“It’s now or never,” James Tweeted after the Heat lost Game 5 in Dallas.
Well, “now” just left town. All that’s left is the booby prize of bad Karma.
Shed no tears for the phony superstar who didn’t even have the decency to shake hands with his vanquishers following the 105-95 loss in Game 6 Sunday night. Cry not for James and his failed mission. Don’t you dare try to aggrandize his quest by attaching to it even a shred of valor.
James wanted this. He wanted the biggest stage, once again, on which to showcase his skills. He wanted to validate his place in the annals of NBA history.
Well, he got it, and when the heat—pun intended—got ramped up, LeBron shriveled like newspaper tossed into a fire.
Where WAS he, anyway? He missed a good series. As soon as you find his fourth quarter production, let us know.
The Mavericks, on the other hand, played like the more desperate, more driven team that was truly on a mission, and they were. For five years, Nowitzki and Jason Terry have relived those awful memories of the 2006 Finals, when the Mavs darted to a 2-0 series lead and had Wade’s Heat on the ropes in Game 3, before Miami stormed back to snatch the championship.
That was Dwyane Wade’s team then, and it still is, today.
That’s what makes this Finals loss by the Heat all the more hilarious in its irony.
James made a mockery of his free agent choice last July with the whole made-for-TV thing as he slowly eviscerated the Cavaliers and their fans. But you want to know the punch line?
James left Cleveland for Miami and he did so to be a caddy for Wade.
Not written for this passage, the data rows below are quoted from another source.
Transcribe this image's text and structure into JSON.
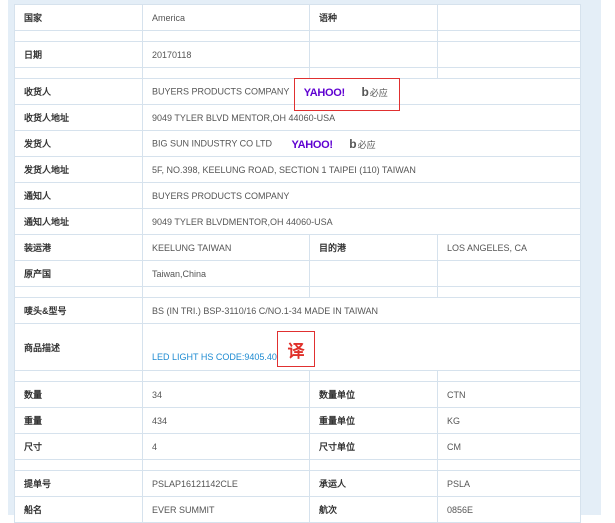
{
  "rows": {
    "country": {
      "label": "国家",
      "value": "America",
      "label2": "语种",
      "value2": ""
    },
    "date": {
      "label": "日期",
      "value": "20170118"
    },
    "consignee": {
      "label": "收货人",
      "value": "BUYERS PRODUCTS COMPANY"
    },
    "consignee_addr": {
      "label": "收货人地址",
      "value": "9049 TYLER BLVD MENTOR,OH 44060-USA"
    },
    "shipper": {
      "label": "发货人",
      "value": "BIG SUN INDUSTRY CO LTD"
    },
    "shipper_addr": {
      "label": "发货人地址",
      "value": "5F, NO.398, KEELUNG ROAD, SECTION 1 TAIPEI (110) TAIWAN"
    },
    "notify": {
      "label": "通知人",
      "value": "BUYERS PRODUCTS COMPANY"
    },
    "notify_addr": {
      "label": "通知人地址",
      "value": "9049 TYLER BLVDMENTOR,OH 44060-USA"
    },
    "port_load": {
      "label": "装运港",
      "value": "KEELUNG TAIWAN",
      "label2": "目的港",
      "value2": "LOS ANGELES, CA"
    },
    "origin": {
      "label": "原产国",
      "value": "Taiwan,China"
    },
    "marks": {
      "label": "唛头&型号",
      "value": "BS (IN TRI.) BSP-3110/16 C/NO.1-34 MADE IN TAIWAN"
    },
    "goods": {
      "label": "商品描述",
      "value": "LED LIGHT HS CODE:9405.40"
    },
    "qty": {
      "label": "数量",
      "value": "34",
      "label2": "数量单位",
      "value2": "CTN"
    },
    "weight": {
      "label": "重量",
      "value": "434",
      "label2": "重量单位",
      "value2": "KG"
    },
    "size": {
      "label": "尺寸",
      "value": "4",
      "label2": "尺寸单位",
      "value2": "CM"
    },
    "bill": {
      "label": "提单号",
      "value": "PSLAP16121142CLE",
      "label2": "承运人",
      "value2": "PSLA"
    },
    "vessel": {
      "label": "船名",
      "value": "EVER SUMMIT",
      "label2": "航次",
      "value2": "0856E"
    }
  },
  "search": {
    "yahoo": "YAHOO!",
    "bing_suffix": "必应"
  },
  "translate_label": "译",
  "colors": {
    "yahoo": "#5f01d1",
    "link": "#1e8bd2",
    "highlight": "#e03030",
    "panel": "#e4eef7"
  }
}
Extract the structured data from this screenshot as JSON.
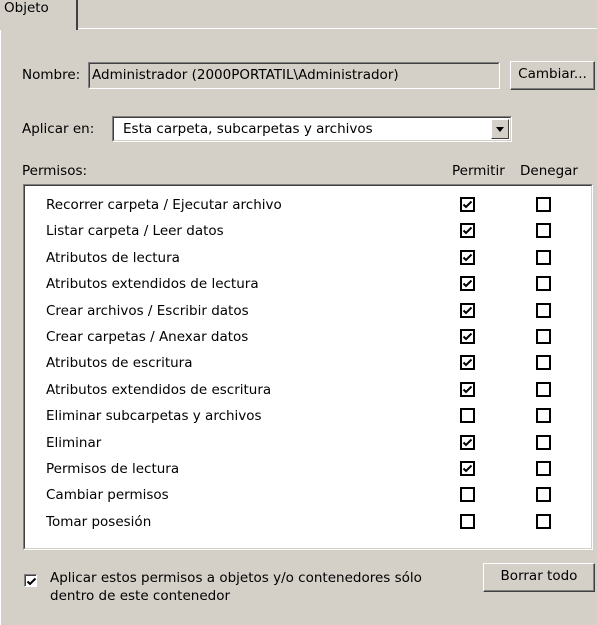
{
  "tab": {
    "label": "Objeto"
  },
  "name": {
    "label": "Nombre:",
    "value": "Administrador (2000PORTATIL\\Administrador)",
    "change_button": "Cambiar..."
  },
  "apply": {
    "label": "Aplicar en:",
    "value": "Esta carpeta, subcarpetas y archivos"
  },
  "permissions": {
    "label": "Permisos:",
    "allow_header": "Permitir",
    "deny_header": "Denegar",
    "items": [
      {
        "name": "Recorrer carpeta / Ejecutar archivo",
        "allow": true,
        "deny": false
      },
      {
        "name": "Listar carpeta / Leer datos",
        "allow": true,
        "deny": false
      },
      {
        "name": "Atributos de lectura",
        "allow": true,
        "deny": false
      },
      {
        "name": "Atributos extendidos de lectura",
        "allow": true,
        "deny": false
      },
      {
        "name": "Crear archivos / Escribir datos",
        "allow": true,
        "deny": false
      },
      {
        "name": "Crear carpetas / Anexar datos",
        "allow": true,
        "deny": false
      },
      {
        "name": "Atributos de escritura",
        "allow": true,
        "deny": false
      },
      {
        "name": "Atributos extendidos de escritura",
        "allow": true,
        "deny": false
      },
      {
        "name": "Eliminar subcarpetas y archivos",
        "allow": false,
        "deny": false
      },
      {
        "name": "Eliminar",
        "allow": true,
        "deny": false
      },
      {
        "name": "Permisos de lectura",
        "allow": true,
        "deny": false
      },
      {
        "name": "Cambiar permisos",
        "allow": false,
        "deny": false
      },
      {
        "name": "Tomar posesión",
        "allow": false,
        "deny": false
      }
    ]
  },
  "apply_only_container": {
    "label": "Aplicar estos permisos a objetos y/o contenedores sólo dentro de este contenedor",
    "checked": true
  },
  "clear_all_button": "Borrar todo"
}
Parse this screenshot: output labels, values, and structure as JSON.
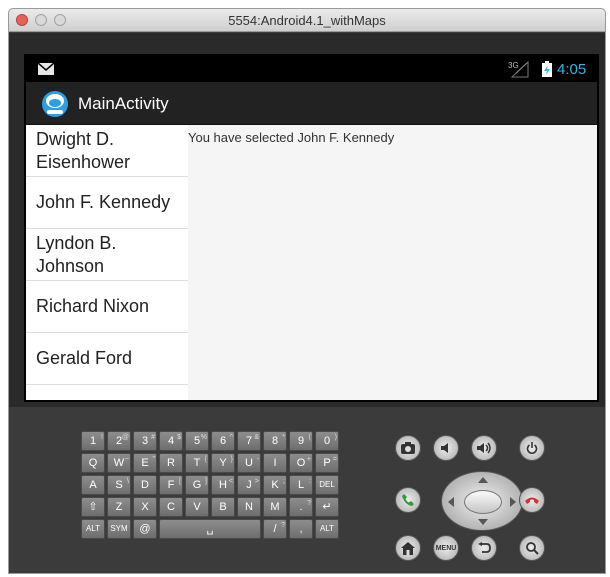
{
  "window": {
    "title": "5554:Android4.1_withMaps"
  },
  "statusbar": {
    "time": "4:05",
    "network": "3G"
  },
  "actionbar": {
    "title": "MainActivity"
  },
  "list": {
    "items": [
      {
        "label": "Dwight D. Eisenhower"
      },
      {
        "label": "John F. Kennedy"
      },
      {
        "label": "Lyndon B. Johnson"
      },
      {
        "label": "Richard Nixon"
      },
      {
        "label": "Gerald Ford"
      }
    ]
  },
  "detail": {
    "text": "You have selected John F. Kennedy"
  },
  "keyboard": {
    "row1": [
      "1",
      "2",
      "3",
      "4",
      "5",
      "6",
      "7",
      "8",
      "9",
      "0"
    ],
    "row1_sup": [
      "!",
      "@",
      "#",
      "$",
      "%",
      "^",
      "&",
      "*",
      "(",
      ")"
    ],
    "row2": [
      "Q",
      "W",
      "E",
      "R",
      "T",
      "Y",
      "U",
      "I",
      "O",
      "P"
    ],
    "row2_sup": [
      "",
      "~",
      "\"",
      "",
      "{",
      "}",
      "-",
      "",
      "+",
      "="
    ],
    "row3": [
      "A",
      "S",
      "D",
      "F",
      "G",
      "H",
      "J",
      "K",
      "L",
      "DEL"
    ],
    "row3_sup": [
      "",
      "\\",
      "",
      "[",
      "]",
      "<",
      ">",
      ";",
      ":",
      ""
    ],
    "row4": [
      "⇧",
      "Z",
      "X",
      "C",
      "V",
      "B",
      "N",
      "M",
      ".",
      "↵"
    ],
    "row4_sup": [
      "",
      "",
      "",
      "",
      "",
      "",
      "",
      "",
      "?",
      ""
    ],
    "row5": [
      "ALT",
      "SYM",
      "@",
      "␣",
      "/",
      ",",
      "ALT"
    ],
    "row5_sup": [
      "",
      "",
      "",
      "",
      "?",
      "",
      ""
    ]
  },
  "hardware": {
    "buttons": [
      "camera-icon",
      "volume-down-icon",
      "volume-up-icon",
      "power-icon",
      "call-icon",
      "end-call-icon",
      "home-icon",
      "menu-icon",
      "back-icon",
      "search-icon"
    ],
    "menu_label": "MENU"
  },
  "colors": {
    "accent": "#33b5e5",
    "call": "#2e9b3c",
    "end_call": "#d83333"
  }
}
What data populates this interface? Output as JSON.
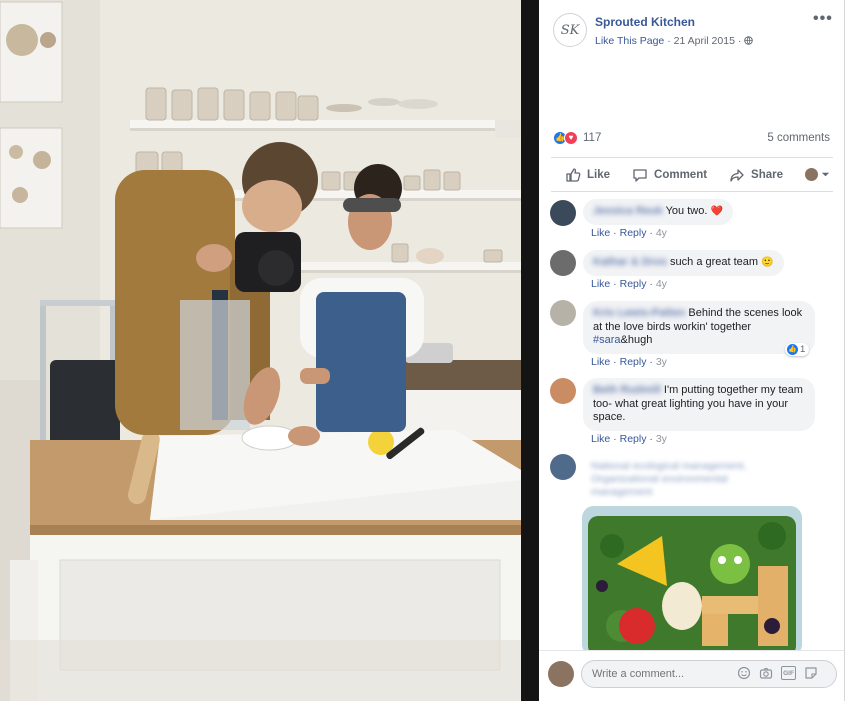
{
  "post": {
    "page_initials": "SK",
    "page_name": "Sprouted Kitchen",
    "like_page": "Like This Page",
    "date": "21 April 2015",
    "privacy_icon": "globe-icon",
    "more_icon": "more-dots-icon"
  },
  "reactions": {
    "icons": [
      "like-reaction-icon",
      "love-reaction-icon"
    ],
    "count": "117",
    "comments_count": "5 comments"
  },
  "actions": {
    "like": "Like",
    "comment": "Comment",
    "share": "Share"
  },
  "comments": [
    {
      "author": "Jessica Reuk",
      "text": "You two.",
      "emoji": "❤️",
      "like": "Like",
      "reply": "Reply",
      "time": "4y"
    },
    {
      "author": "Kathar & Dros",
      "text": "such a great team",
      "emoji": "🙂",
      "like": "Like",
      "reply": "Reply",
      "time": "4y"
    },
    {
      "author": "Kris Lewis-Patten",
      "text_line1": "Behind the scenes look",
      "text_line2": "at the love birds workin' together",
      "hashtag": "#sara",
      "text_end": "&hugh",
      "like": "Like",
      "reply": "Reply",
      "time": "3y",
      "reaction_count": "1"
    },
    {
      "author": "Beth Rudmill",
      "text_line1": "I'm putting together my team",
      "text_line2": "too- what great lighting you have in your",
      "text_line3": "space.",
      "like": "Like",
      "reply": "Reply",
      "time": "3y"
    },
    {
      "author_line1": "National ecological management,",
      "author_line2": "Organizational environmental",
      "author_line3": "management"
    }
  ],
  "composer": {
    "placeholder": "Write a comment...",
    "icons": [
      "emoji-icon",
      "camera-icon",
      "gif-icon",
      "sticker-icon"
    ],
    "gif_label": "GIF"
  },
  "colors": {
    "link": "#385898",
    "bubble": "#f2f3f5",
    "divider": "#141414",
    "like_blue": "#1877f2",
    "love_red": "#f33e58"
  }
}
Don’t buy if someone tries to sell you that James’s decision was proof of his team-first mentality—that he doesn’t need to be “the guy.”
It’s not that James doesn’t need to be the guy—he doesn’t want to be. Which is just as well, because he’s incapable.
The Heat are still Dwyane Wade’s team, but wait, there’s more.
It’s Wade’s team and yet LeBron James will get all the flak for this series loss, as he should.
So let’s get this straight. James leaves Cleveland, where he was “the guy,” goes to Miami so he doesn’t have to be–so he can win a championship—and is still expected to be some semblance of “the guy,” but he’s derelict in that duty and gets all the blame normally assigned to “the guy.”
Some Decision, LeBron.
James has lost on more fronts in this whole escapade than Custer did on his last stand.
James was a cockroach in the Finals—scurrying away as soon as the lights got turned on.
Yet he still had a shot at redemption, despite the Game 5 loss in Dallas. LeBron had, potentially, two chances to rescue his legacy. Two chances to be something that he’s never really been: a clutch player who could kill, with one stone, the two birds of doubt and derision by lifting the Heat past the Mavericks in seven games.
James’s critics would have had a sweat sock stuffed into their mouths. No longer would they have been able to say, “LeBron can’t win the big ones.”
Today, they not only can still say it, it’s going to shouted from the rooftops—splashed all over the Internet and burning up the phone lines of all the sports talk radio stations across the country. This isn’t going to blow over in a few days.
Despite our fascination and fanaticism about sports, we still have a hard time remembering the names of the teams who finish as the first runners-up in any championship round. It’s not that we can’t—just that it sometimes takes some brain-racking.
Not so this time.
The Miami Heat won’t soon live this one down, folks. Maybe not ever. History, me thinks, will be in a cranky mood when it passes judgment on the 2010-11 Miami Heat—the team LeBron James couldn’t wait to join. The team that so easily seduced him, but that he also disappointed by leaving—during the NBA Finals.
Until he wins a championship—and there’s no guarantee that he ever will—LeBron James should go down as one of the most laughable “superstars” that pro sports has ever seen. He should go down as a less-than-brilliant, heartless, gutless player who managed to fool his public even while hiding in plain sight.
But LeBron didn’t just fool them—he failed them.
His name doesn’t belong in the same sentence as Michael Jordan’s, unless it’s to create a grocery list of reasons why it doesn’t.
Here’s to you, Cleveland Cavaliers fans. You had to wait almost a year for this. God bless you.